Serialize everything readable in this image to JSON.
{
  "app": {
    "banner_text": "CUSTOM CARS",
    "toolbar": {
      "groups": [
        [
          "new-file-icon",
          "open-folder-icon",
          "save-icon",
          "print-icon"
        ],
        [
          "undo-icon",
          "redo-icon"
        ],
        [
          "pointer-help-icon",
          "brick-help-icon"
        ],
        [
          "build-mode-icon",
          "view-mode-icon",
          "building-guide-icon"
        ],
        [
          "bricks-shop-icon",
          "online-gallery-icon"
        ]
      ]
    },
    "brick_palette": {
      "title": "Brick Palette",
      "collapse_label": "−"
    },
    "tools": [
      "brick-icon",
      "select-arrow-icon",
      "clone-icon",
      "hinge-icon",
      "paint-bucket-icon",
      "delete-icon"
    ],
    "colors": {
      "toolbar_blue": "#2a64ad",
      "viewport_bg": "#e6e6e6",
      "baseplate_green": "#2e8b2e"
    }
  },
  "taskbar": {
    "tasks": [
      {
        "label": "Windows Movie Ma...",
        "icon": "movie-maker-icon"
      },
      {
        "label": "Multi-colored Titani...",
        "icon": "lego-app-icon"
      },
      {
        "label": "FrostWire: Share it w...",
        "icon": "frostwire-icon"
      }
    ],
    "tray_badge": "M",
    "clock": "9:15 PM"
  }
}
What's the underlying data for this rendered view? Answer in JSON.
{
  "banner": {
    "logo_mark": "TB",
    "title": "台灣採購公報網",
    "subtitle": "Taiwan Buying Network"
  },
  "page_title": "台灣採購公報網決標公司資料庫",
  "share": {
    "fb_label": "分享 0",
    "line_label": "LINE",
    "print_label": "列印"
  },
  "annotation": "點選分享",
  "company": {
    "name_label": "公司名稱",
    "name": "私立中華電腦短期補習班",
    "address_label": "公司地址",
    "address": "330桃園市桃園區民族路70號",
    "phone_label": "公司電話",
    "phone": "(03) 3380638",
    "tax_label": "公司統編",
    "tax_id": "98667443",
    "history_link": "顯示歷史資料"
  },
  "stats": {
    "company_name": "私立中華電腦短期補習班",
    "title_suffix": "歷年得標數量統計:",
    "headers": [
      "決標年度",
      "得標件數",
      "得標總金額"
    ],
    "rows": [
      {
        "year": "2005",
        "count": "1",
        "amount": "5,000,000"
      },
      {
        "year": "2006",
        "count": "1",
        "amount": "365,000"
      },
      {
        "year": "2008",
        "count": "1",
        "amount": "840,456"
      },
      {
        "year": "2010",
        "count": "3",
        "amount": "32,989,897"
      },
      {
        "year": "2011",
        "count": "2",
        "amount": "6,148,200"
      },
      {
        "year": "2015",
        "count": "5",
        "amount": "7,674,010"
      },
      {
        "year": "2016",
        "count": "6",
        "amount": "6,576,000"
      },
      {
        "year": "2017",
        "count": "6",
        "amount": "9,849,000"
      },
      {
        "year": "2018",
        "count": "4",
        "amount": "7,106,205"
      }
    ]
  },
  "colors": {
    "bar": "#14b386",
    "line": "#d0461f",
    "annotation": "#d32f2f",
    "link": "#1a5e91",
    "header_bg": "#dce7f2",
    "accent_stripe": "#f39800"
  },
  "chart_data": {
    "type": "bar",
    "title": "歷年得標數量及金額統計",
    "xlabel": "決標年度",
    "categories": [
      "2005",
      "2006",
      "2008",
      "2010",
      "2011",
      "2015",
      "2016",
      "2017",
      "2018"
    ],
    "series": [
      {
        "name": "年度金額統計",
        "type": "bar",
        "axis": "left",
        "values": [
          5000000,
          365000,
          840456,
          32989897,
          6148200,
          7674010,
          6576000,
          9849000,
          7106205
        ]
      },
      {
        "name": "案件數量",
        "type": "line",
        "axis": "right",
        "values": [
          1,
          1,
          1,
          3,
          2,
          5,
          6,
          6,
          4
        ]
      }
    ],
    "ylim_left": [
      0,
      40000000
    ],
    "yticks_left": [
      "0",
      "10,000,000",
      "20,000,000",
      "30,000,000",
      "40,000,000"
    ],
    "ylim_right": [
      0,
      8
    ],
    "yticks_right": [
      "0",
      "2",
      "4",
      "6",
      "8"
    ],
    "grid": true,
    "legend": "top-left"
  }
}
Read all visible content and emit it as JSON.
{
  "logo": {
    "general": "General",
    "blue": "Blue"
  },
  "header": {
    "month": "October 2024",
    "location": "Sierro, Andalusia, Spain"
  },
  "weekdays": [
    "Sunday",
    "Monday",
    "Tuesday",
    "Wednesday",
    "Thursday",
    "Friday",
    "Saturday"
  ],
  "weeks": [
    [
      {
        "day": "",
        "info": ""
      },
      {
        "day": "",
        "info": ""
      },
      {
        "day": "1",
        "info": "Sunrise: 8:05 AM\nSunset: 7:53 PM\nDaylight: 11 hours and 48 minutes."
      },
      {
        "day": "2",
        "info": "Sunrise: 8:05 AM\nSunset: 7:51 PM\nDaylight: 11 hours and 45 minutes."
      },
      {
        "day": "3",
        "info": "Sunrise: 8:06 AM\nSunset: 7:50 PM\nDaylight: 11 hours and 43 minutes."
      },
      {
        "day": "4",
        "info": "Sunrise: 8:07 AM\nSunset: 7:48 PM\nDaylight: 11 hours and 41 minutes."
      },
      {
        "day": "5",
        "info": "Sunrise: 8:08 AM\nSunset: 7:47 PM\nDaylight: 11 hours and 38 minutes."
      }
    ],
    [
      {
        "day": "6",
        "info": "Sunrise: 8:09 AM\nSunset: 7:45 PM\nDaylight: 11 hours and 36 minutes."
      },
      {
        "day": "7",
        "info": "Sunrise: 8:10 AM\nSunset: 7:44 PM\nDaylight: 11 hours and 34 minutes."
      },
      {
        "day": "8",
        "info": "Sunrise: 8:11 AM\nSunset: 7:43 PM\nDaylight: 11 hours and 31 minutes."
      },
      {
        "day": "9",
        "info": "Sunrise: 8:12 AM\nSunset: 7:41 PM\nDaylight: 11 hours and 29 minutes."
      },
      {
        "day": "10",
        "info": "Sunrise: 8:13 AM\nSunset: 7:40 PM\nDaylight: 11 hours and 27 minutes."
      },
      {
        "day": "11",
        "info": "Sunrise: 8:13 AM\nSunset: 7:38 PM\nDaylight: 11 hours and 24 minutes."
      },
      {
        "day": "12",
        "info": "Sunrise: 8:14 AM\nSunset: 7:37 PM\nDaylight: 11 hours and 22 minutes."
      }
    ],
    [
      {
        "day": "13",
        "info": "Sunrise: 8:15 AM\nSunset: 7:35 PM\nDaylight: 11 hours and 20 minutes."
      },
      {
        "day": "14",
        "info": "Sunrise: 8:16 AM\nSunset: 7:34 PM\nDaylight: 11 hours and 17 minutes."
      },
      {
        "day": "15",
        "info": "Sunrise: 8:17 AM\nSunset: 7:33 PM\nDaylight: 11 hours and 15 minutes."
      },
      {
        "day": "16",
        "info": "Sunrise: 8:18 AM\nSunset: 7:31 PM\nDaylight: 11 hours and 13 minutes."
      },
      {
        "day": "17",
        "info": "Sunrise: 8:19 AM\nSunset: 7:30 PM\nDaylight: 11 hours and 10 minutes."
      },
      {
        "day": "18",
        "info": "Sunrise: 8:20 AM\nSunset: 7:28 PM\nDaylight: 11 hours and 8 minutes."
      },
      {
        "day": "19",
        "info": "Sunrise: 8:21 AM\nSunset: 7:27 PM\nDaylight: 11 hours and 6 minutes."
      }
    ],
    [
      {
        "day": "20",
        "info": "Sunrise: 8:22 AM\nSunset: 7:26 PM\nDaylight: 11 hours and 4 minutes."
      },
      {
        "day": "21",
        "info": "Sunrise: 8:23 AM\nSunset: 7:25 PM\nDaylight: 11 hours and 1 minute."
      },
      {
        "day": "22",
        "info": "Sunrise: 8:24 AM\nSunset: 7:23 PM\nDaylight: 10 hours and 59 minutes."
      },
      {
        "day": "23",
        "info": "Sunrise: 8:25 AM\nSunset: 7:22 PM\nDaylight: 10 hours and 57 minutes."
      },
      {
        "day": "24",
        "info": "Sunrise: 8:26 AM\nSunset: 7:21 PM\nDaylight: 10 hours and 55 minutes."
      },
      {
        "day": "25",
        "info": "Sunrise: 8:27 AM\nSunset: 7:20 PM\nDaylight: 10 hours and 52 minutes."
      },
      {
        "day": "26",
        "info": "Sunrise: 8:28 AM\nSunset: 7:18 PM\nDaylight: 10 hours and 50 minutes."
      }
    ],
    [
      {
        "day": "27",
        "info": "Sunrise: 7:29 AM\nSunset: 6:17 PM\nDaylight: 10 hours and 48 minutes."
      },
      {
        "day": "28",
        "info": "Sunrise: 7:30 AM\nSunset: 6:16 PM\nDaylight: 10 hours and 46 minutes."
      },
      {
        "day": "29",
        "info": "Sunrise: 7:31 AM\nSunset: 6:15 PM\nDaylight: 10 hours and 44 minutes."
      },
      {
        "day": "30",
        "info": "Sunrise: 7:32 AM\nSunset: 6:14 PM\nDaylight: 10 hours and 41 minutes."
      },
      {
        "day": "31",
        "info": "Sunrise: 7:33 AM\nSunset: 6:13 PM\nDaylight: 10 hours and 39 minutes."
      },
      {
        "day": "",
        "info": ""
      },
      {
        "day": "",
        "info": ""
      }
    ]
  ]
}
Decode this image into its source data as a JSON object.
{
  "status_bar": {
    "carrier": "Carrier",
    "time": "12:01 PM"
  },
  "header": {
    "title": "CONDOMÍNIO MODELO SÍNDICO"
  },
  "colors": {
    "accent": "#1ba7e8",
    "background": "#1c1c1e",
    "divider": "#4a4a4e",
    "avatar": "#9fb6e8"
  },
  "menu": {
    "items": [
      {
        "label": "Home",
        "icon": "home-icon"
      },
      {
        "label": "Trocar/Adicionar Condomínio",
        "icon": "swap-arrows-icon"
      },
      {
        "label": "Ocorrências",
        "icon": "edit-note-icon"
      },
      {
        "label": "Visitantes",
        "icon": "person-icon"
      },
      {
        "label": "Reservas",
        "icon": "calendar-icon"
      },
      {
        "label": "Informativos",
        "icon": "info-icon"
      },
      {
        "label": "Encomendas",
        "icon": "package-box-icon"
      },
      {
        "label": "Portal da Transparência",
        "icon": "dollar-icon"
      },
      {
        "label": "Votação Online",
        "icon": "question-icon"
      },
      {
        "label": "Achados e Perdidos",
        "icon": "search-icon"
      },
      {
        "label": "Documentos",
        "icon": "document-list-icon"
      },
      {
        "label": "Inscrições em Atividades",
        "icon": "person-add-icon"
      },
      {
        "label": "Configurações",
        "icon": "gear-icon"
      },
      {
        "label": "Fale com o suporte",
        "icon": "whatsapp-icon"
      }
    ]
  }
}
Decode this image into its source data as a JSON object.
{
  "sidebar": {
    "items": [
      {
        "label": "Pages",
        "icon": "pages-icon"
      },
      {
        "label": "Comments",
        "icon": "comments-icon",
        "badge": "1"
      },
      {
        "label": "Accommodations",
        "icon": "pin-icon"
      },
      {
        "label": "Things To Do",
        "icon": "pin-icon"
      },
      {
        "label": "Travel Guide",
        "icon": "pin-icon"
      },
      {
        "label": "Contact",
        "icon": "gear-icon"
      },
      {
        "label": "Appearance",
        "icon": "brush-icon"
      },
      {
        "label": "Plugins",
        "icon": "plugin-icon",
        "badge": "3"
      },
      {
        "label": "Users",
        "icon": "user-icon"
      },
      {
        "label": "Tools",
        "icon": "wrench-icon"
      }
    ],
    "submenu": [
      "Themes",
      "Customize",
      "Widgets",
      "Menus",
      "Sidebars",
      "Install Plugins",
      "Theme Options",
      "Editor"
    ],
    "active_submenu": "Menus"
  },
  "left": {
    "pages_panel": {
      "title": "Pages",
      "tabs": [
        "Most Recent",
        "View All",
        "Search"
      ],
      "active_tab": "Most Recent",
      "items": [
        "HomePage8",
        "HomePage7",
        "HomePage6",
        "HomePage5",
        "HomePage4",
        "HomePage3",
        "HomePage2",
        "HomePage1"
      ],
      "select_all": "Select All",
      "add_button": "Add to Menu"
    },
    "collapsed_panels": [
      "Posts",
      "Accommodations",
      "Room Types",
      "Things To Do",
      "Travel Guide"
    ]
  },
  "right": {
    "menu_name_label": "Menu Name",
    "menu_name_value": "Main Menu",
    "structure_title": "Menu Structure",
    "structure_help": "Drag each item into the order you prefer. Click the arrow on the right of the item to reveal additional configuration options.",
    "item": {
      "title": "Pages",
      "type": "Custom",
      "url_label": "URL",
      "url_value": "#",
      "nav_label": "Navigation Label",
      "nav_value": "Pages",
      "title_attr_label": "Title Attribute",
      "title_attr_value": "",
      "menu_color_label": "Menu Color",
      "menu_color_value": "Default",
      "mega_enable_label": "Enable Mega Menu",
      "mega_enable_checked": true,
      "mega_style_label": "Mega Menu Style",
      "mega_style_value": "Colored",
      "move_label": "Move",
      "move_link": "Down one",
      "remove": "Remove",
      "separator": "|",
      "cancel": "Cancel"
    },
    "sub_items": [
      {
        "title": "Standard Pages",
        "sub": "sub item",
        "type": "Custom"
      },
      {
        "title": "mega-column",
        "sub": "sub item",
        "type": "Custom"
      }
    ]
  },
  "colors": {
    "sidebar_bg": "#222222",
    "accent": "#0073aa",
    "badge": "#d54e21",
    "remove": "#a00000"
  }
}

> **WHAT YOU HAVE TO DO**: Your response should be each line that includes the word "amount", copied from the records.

> **OUTPUT OF THE TASK**:
        "amount": "5,000,000"
        "amount": "365,000"
        "amount": "840,456"
        "amount": "32,989,897"
        "amount": "6,148,200"
        "amount": "7,674,010"
        "amount": "6,576,000"
        "amount": "9,849,000"
        "amount": "7,106,205"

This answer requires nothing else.